### What you need to do
Search the material for the word "title" and report each line where it turns up.

### Information

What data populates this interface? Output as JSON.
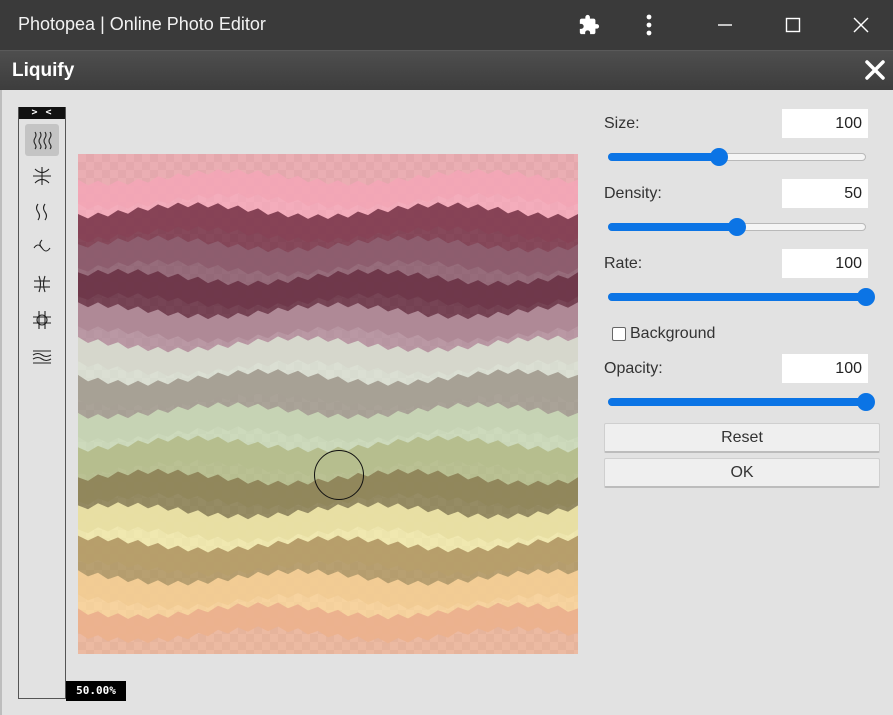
{
  "window": {
    "title": "Photopea | Online Photo Editor",
    "icons": [
      "puzzle-icon",
      "more-vertical-icon",
      "minimize-icon",
      "maximize-icon",
      "close-icon"
    ]
  },
  "dialog": {
    "title": "Liquify",
    "close_icon": "close-icon"
  },
  "tools": {
    "collapse_label": "> <",
    "items": [
      "forward-warp-icon",
      "pucker-icon",
      "twirl-icon",
      "bloat-icon",
      "push-left-icon",
      "reconstruct-icon",
      "turbulence-icon"
    ],
    "active_index": 0
  },
  "canvas": {
    "zoom": "50.00%",
    "band_colors": [
      "#e79aa0",
      "#f3a6b6",
      "#7d3a4d",
      "#8e6070",
      "#6b3446",
      "#b48f9c",
      "#d8dccf",
      "#a39b8f",
      "#c9d7b6",
      "#b4bc8a",
      "#8d8257",
      "#efe6a9",
      "#b29865",
      "#f6cf97",
      "#e9a98a"
    ]
  },
  "controls": {
    "size": {
      "label": "Size:",
      "value": "100",
      "fraction": 0.43
    },
    "density": {
      "label": "Density:",
      "value": "50",
      "fraction": 0.5
    },
    "rate": {
      "label": "Rate:",
      "value": "100",
      "fraction": 1.0
    },
    "background": {
      "label": "Background",
      "checked": false
    },
    "opacity": {
      "label": "Opacity:",
      "value": "100",
      "fraction": 1.0
    }
  },
  "buttons": {
    "reset": "Reset",
    "ok": "OK"
  },
  "accent_color": "#0b74e5"
}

### Expected output
    "title": "Photopea | Online Photo Editor",
    "title": "Liquify",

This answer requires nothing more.